In recent decades, the labor market has experienced a dramatic shift, and it’s not just the iPhone 7. Advances in technology and innovation have been on the rise, but the U.S. has failed to adapt accordingly. Due to a misguided education system and public misconceptions, the science, technology, engineering, and math (STEM) fields labor market is suffering. Positions continue to remain unfilled and U.S. manufacturing is suffering.

The Carl D. Perkins Career and Technical Education Act funding has been put on delay which will only amplify the economic and workforce problems. With such a setback, more manufacturing companies across the country will pay the price.

For over 30 years, the Perkins Act has been a driving force in giving momentum to the U.S. workforce through career and technical education (CTE) programs emphasizing STEM competency at high school and post-secondary institutions. Although the Perkins Act has helped, existing legislation is not enough to solve the problem. The misconception of CTE as less prestigious than college degree and the lack of STEM proficiency and skills among the workforce has hindered the growth of the U.S. manufacturing workforce.

STEM careers in manufacturing arrant only beneficial to the overall economy, they’re also essential to the individual worker. The National Association of Manufacturers (NAM) notes that the average U.S. manufacturing worker earns 20 percent more income than workers in other industries.
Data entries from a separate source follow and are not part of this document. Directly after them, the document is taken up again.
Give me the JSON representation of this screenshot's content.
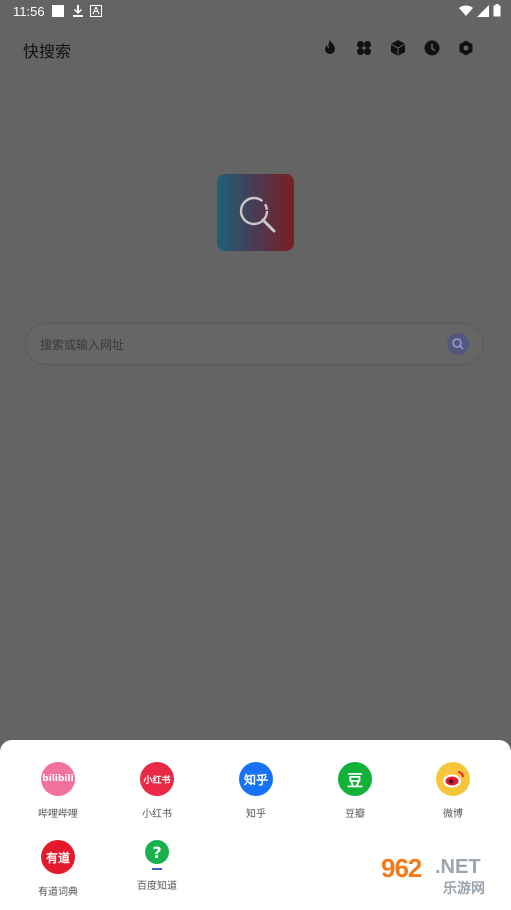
{
  "status_bar": {
    "time": "11:56"
  },
  "app": {
    "title": "快搜索"
  },
  "toolbar": {
    "icons": [
      "fire-icon",
      "clover-icon",
      "cube-icon",
      "clock-icon",
      "settings-icon"
    ]
  },
  "search": {
    "placeholder": "搜索或输入网址"
  },
  "sites": [
    {
      "label": "哔哩哔哩",
      "icon_text": "bilibili",
      "color": "#f2729c"
    },
    {
      "label": "小红书",
      "icon_text": "小红书",
      "color": "#ea2a45"
    },
    {
      "label": "知乎",
      "icon_text": "知乎",
      "color": "#1772f6"
    },
    {
      "label": "豆瓣",
      "icon_text": "豆",
      "color": "#12b13a"
    },
    {
      "label": "微博",
      "icon_text": "",
      "color": "#f5c63c"
    },
    {
      "label": "有道词典",
      "icon_text": "有道",
      "color": "#e4192b"
    },
    {
      "label": "百度知道",
      "icon_text": "?",
      "color": "#19b14c"
    }
  ],
  "watermark": {
    "number": "962",
    "suffix": ".NET",
    "text": "乐游网"
  }
}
A 2013 STEM Connector report revealed that student interest in STEM has risen over the last 10 years, but unfortunately diminishes for three out of five high school graduates as they advance.

An analysis of labor statistics data shows that the gap of STEM workers will keep growing and by 2025,  2 million jobs in manufacturing alone will require workers. Studies from CareerBuilder and the Manufacturing Institute have revealed that companies lose an average of $14,000 for every unfilled manufacturing position. That’s an 11 percent loss  of each manufacturer’s annual earnings. Time is running short. Who is going to fill these positions? Will it end up being passed down to a few other generations? When will we have had enough waiting? 

 

For more information, click HERE.

News, STEM